Published: 6 May 2004

Abstract

Background

Anopheles (Nyssorhynchus) albitarsis (Diptera: Culicidae) is one of the very few South American mosquito vectors of malaria successfully colonized in the laboratory. These vectors are very hard to breed because they rarely mate in artificial conditions. A few years ago a free-mating laboratory colony of An. albitarsis sensu stricto was established after about 30 generations of artificial-mating. To begin to understand the process of adaptation of these malaria vectors to the laboratory we have compared the insemination rates of colony mosquitoes to those from the original population in both artificial and free-mating crosses. We also carried out crossing experiments between the two types of mosquitoes for a preliminary analysis of the genetic basis of such adaptation.

Results

We show that, compared to the original population, colony males but not females have increased their insemination rates in the laboratory in both types of mating, suggesting that faster-male evolution of mating ability might have occurred during the colonization process.

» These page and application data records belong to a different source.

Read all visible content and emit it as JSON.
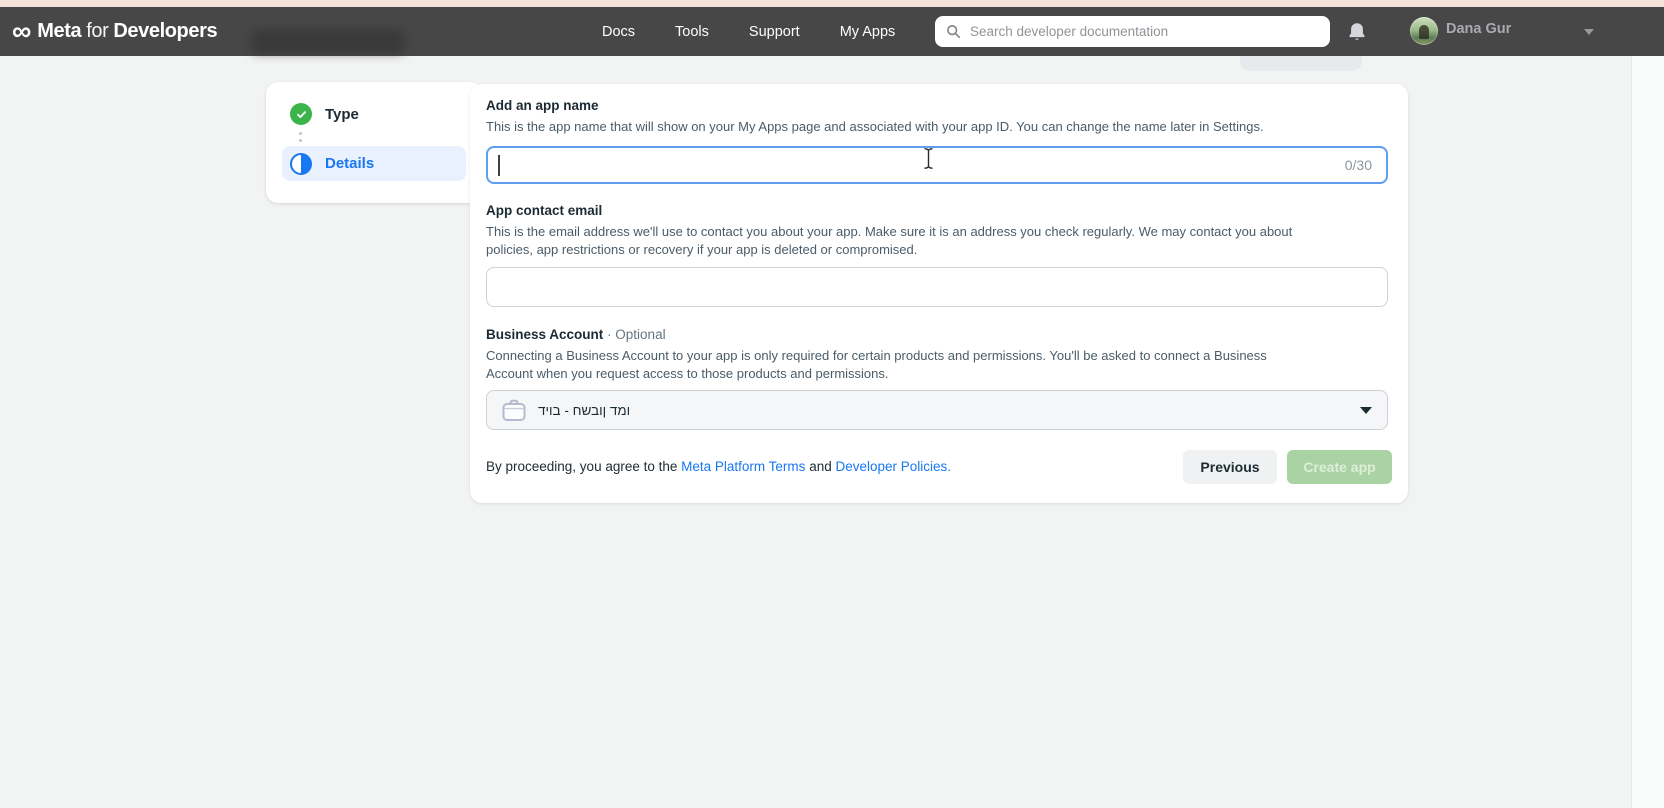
{
  "header": {
    "logo": {
      "infinity_symbol": "∞",
      "meta": "Meta",
      "for": "for",
      "developers": "Developers"
    },
    "nav": [
      {
        "label": "Docs"
      },
      {
        "label": "Tools"
      },
      {
        "label": "Support"
      },
      {
        "label": "My Apps"
      }
    ],
    "search_placeholder": "Search developer documentation",
    "user_name": "Dana Gur"
  },
  "stepper": {
    "steps": [
      {
        "label": "Type",
        "state": "complete"
      },
      {
        "label": "Details",
        "state": "current"
      }
    ]
  },
  "form": {
    "app_name": {
      "title": "Add an app name",
      "description": "This is the app name that will show on your My Apps page and associated with your app ID. You can change the name later in Settings.",
      "value": "",
      "counter": "0/30",
      "max_length": 30
    },
    "contact_email": {
      "title": "App contact email",
      "description": "This is the email address we'll use to contact you about your app. Make sure it is an address you check regularly. We may contact you about\npolicies, app restrictions or recovery if your app is deleted or compromised.",
      "value": ""
    },
    "business_account": {
      "title": "Business Account",
      "optional_suffix": "· Optional",
      "description": "Connecting a Business Account to your app is only required for certain products and permissions. You'll be asked to connect a Business\nAccount when you request access to those products and permissions.",
      "selected_value": "דיוב - חשבון דמו"
    },
    "footer": {
      "agree_prefix": "By proceeding, you agree to the ",
      "terms_link": "Meta Platform Terms",
      "and_text": " and ",
      "policies_link": "Developer Policies.",
      "previous_label": "Previous",
      "create_label": "Create app",
      "create_enabled": false
    }
  },
  "icons": {
    "search": "magnifier",
    "notifications": "bell",
    "profile_menu": "chevron-down",
    "step_complete": "check-circle",
    "step_current": "half-filled-circle",
    "business_account": "briefcase",
    "select_open": "caret-down",
    "mouse_cursor": "i-beam"
  },
  "colors": {
    "accent_blue": "#1877f2",
    "success_green": "#3bb54a",
    "disabled_green": "#a9d3a2",
    "header_bg": "#474747",
    "top_strip": "#f4e1d9",
    "page_bg": "#f2f3f3",
    "focus_border": "#5f9df2"
  }
}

Conclusions

The results are consistent with the faster-male theory, which predicts that sexual selection will cause faster rates of evolution of genes expressed in males. The data also suggests that attempts to colonize other South American malaria mosquitoes will be more successful if special attention is given to the male ability to mate in a confined space.